I recently interviewed book author Martyn Stanley, also known simply as Mart, about his publishing experiences and overall success with the dynamic marketplace. The following information should give people an idea what it’s like to make money as an average indie publisher, provided you put a great deal of effort and dedication into your work. These questions are also meant to educate you about the things that generally make an author successful in the field. Granted, there’s a lot more involved than the answers provided in this short interview, but these should undoubtedly help get your feet wet in the event you decide to pursue book publishing. Enjoy!
When did you get started, and what drew your attention to book publishing?
I’ve written fan fiction on web forums since around 2000. I wrote a couple of short stories for a website in the mid-nineties.
Do you publish books outside of Kindle? If so, which platforms?
I tried Kobo for a while, made a few sales. Losing out on KDP Select was not worth the gains of a few Kobo sales. I ended up using Kobo as a dropbox for anything that failed the amazon content filter.
What is your writing process like? How do you plan getting from start to finish?
I start with an idea, then I write. I literally just sit and write and write and write. If it’s a long complex plot over a 30,000 words, I tend to write a sort of list of events and then delete them as I write the actual story. You have to be willing to abandon the plan though. Good characters will write your story with you – you just know how they’ll react to a situation if they’re good characters with flaws and personality.
Do you focus on multiple subjects or simply one niche topic at all times?
I prefer to write horror, sci-fi and fantasy. Fantasy is my favourite genre to write, but it’s a very tough category to be in, I think.
On average, how long is your word count per book?
Fantasy novels are 60,000 words plus. Horror, paranormal that sort of thing are 40,000 plus.
Speaking of word count, do you firmly believe that more is always better?
No, stories have a natural length. Originally I had a title for part 2 of my fantasy series – but in writing it I realised I’d finished a book and the title for it didn’t make sense. So I had to change it. Things have to make sense, you have to be flexible.
Do you conduct any promotion outside of Kindle, such as blogs and social networks?
I use Facebook, twitter, Goodreads, Shelfari and my library. Some books don’t need any external promotion.
Approximately how many books do you publish per month?
Less than one a month usually, it’s important to keep a steady trickle going though. In twelve months since starting I put out over twenty titles, but some are works I’d written before and just needed some re-working.
Do you outsource any of the work?
No, I looked at the idea, but I’ve decided it is just a bad, bad idea. I suggest anyone writes all their own material and builds slowly. Outsourcing will come back and bite you I think.

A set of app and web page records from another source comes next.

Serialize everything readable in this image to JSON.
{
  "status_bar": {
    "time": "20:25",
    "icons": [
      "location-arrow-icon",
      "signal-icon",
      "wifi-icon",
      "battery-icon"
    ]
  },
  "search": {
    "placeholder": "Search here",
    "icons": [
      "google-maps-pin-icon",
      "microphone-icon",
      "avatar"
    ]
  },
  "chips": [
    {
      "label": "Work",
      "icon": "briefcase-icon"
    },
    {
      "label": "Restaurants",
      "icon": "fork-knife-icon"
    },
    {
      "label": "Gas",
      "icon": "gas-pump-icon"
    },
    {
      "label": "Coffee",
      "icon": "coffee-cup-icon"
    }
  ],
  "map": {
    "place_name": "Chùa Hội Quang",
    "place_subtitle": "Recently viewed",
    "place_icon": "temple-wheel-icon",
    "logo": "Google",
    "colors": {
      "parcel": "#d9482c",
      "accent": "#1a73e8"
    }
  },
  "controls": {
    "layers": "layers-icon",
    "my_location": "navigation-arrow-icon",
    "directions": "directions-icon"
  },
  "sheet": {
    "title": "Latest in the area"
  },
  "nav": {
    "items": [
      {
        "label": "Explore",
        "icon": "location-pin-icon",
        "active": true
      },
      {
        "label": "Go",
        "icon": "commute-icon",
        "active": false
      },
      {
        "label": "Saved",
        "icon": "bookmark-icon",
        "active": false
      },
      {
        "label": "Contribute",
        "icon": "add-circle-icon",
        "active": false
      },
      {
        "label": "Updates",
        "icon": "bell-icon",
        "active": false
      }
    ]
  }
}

Have your sales remained more or less consistent over a long period?
I’ve had to add titles steadily to maintain the income I was receiving. December 2012 was still my best month.
What are some crucial mistakes you’ve made since you started, if any? What have they taught you?
Not writing enough, not having time to write, allowing myself to have writers block. The two main elements to making a go of it are quality and quantity. they are both critical, you need to have both to make a go of it – and you need to be prepared to try other genre if your masterpiece isn’t selling.
Do you consider your publishing experience a success, overall?
It’s given me a second salary, though a smaller one than my main salary. I’d really like to see my fantasy series fly – that’s my passion. If it ever starts to sell well, I’ll really consider myself a success.
Where do you see your publishing business within the next 12 to 24 months?
I will keep doing as before, expanding my various series and promoting as needed. I doubt I’ll be a millionaire doing it in the next 12 months. It’s nice to have the extra income though and I love writing.
What valuable piece of advice can you share with the world?
Dare, and if you want to write – write. Agonising about what to write or spending months planning a novel is fine, but writing is what pays the bills. When you start selling books, don’t spend six hours a day going over your sales stats! That’s wasted time you could have been writing!
Thanks for these superb and honest answers! You can catch some of Mart’s books and series on his main Amazon books page.